Section 5.2 has the proper form for model formulas

R expression ~ term.1 + term.2 + …+ term.k

It is nice to see this spelled out so clearly.

Chapter 8 shows how to use the nlme package.

Part Three covers Lm’s that allow the relaxing of the assumptions of independence and variance of homogeneity. This a topic that I needed information on.

This is a good reference book.

]]>Machine Learning for Hackers gets you started using R for machine learning. The book does a good job telling you how to install R and where to find help.

All the code and data for this book is on https://github.com/johnmyleswhite/ML_for_Hackers.git

Sadly there is not an R package.

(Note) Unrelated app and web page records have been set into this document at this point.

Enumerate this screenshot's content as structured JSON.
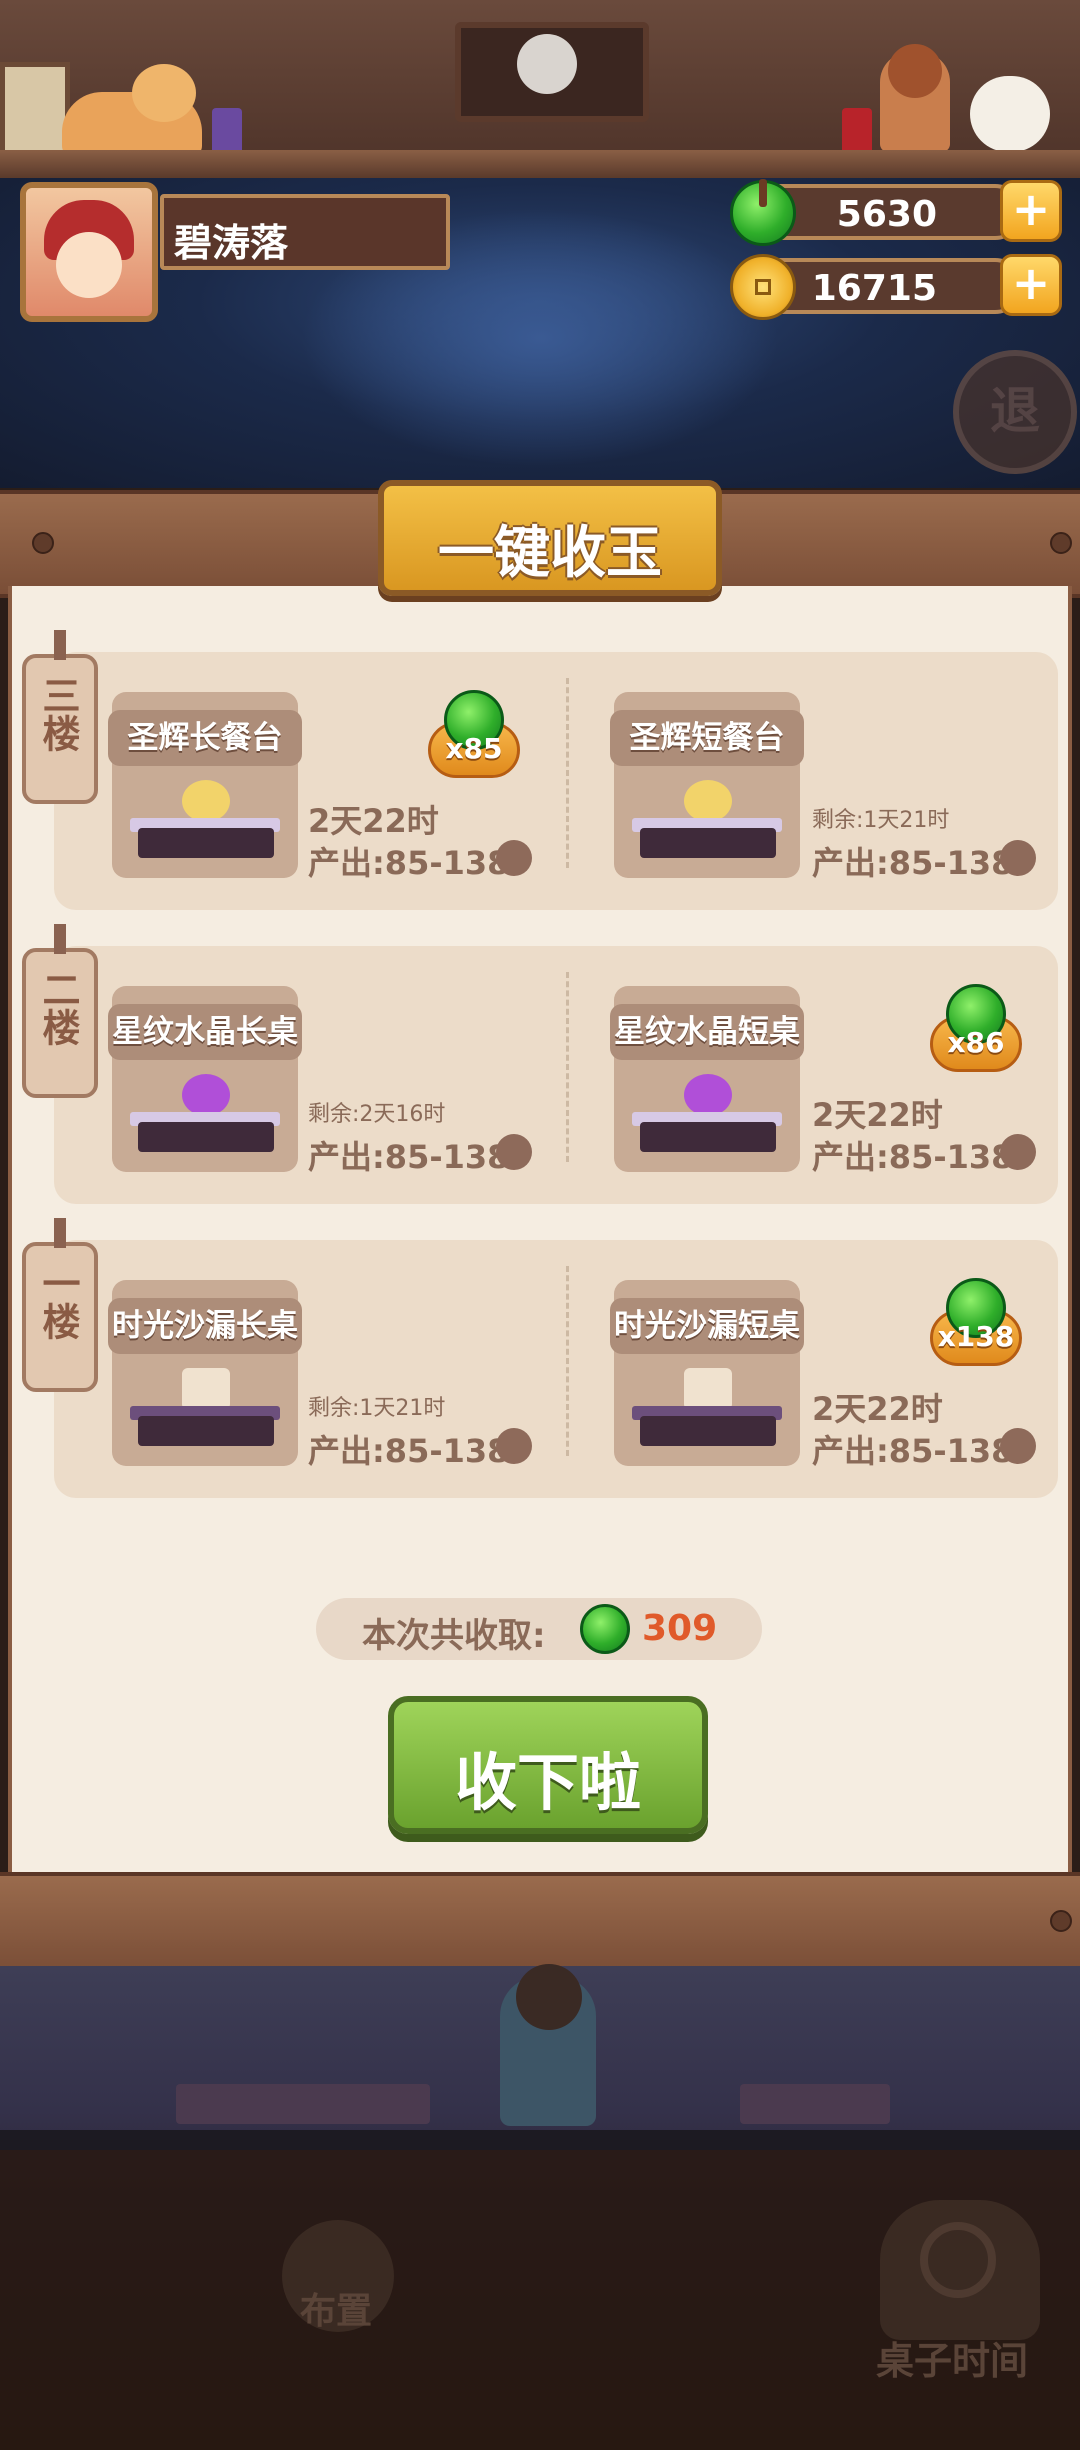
{
  "player": {
    "name": "碧涛落"
  },
  "currencies": {
    "jade": "5630",
    "coins": "16715"
  },
  "exit_button": "退",
  "dialog": {
    "title": "一键收玉",
    "floors": [
      {
        "label": "三楼",
        "left": {
          "name": "圣辉长餐台",
          "status_big": "2天22时",
          "status_small": "",
          "production": "产出:85-138",
          "badge": "x85"
        },
        "right": {
          "name": "圣辉短餐台",
          "status_big": "",
          "status_small": "剩余:1天21时",
          "production": "产出:85-138",
          "badge": ""
        }
      },
      {
        "label": "二楼",
        "left": {
          "name": "星纹水晶长桌",
          "status_big": "",
          "status_small": "剩余:2天16时",
          "production": "产出:85-138",
          "badge": ""
        },
        "right": {
          "name": "星纹水晶短桌",
          "status_big": "2天22时",
          "status_small": "",
          "production": "产出:85-138",
          "badge": "x86"
        }
      },
      {
        "label": "一楼",
        "left": {
          "name": "时光沙漏长桌",
          "status_big": "",
          "status_small": "剩余:1天21时",
          "production": "产出:85-138",
          "badge": ""
        },
        "right": {
          "name": "时光沙漏短桌",
          "status_big": "2天22时",
          "status_small": "",
          "production": "产出:85-138",
          "badge": "x138"
        }
      }
    ],
    "total_label": "本次共收取:",
    "total_value": "309",
    "collect_button": "收下啦"
  },
  "bottom_nav": {
    "layout": "布置",
    "table_time": "桌子时间"
  },
  "icons": [
    "jade-icon",
    "coin-icon",
    "plus-icon",
    "exit-icon",
    "clock-icon"
  ],
  "colors": {
    "accent_gold": "#f3c046",
    "collect_green": "#8cc34a",
    "total_red": "#e05a2a"
  }
}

There are lots examples on how to explore data using ggplot2. Other package covered include plyr which they equal to map reduce. tm package which is used in polynomial regression. glmnet and the Lamda function. K-Nearist neighbor algorithm which uses the class package.

Also good information on how to work with api’s and json using RCurl. RJSONIO and igraph.

This book is written for hackers, people who already know how to code. The theory is found in other books. More detail on specific techniques and R code is in other books. This book is a good starting point for machine learning and R.

]]>I took a break from trying to figure how to get the data that goes along with the books that I am reading, to read a Springer Book

Fisher, Neyman, and the Creation of Classical Statistics; by Erich Lehman.

The book was a nice break, I enjoyed reading about the Human traits of the founders of modern classical statistics. The author put a lot of work into finding and citing the writings from Fisher and Neyman.

I learned that Ronald Aylmer Fisher was a wrangler, a student doing the best in examinations. I have been puzzled by the term data wrangler, thinking about rodeos and the west. It makes more sense to be the best student. Although a lasso might come in handy when fetching data.

It was fun to read about the silver jubilee of my dispute with Fisher by Neyman. Twenty five years of arguments. Wow that is a conflict.

The book ends with a discussion on the irony of Bayesian Inference.

This is a well done book that I recommend reading. I also think that it would make a great graphic novel.

The point of this post is to remind myself to keep a list of the packages that I am using. When I upgraded R didn’t keep all the packages. At first I was puzzled and surprised. Then I figured it out. That upgrading into a new folder was part of the problem.

I am going to solve the problem by starting up my other computer the MAC book and compare packages. I try to keep my windows and MAC R environments the same.

Next time I upgrade I am going to write down a list of packages. ]]>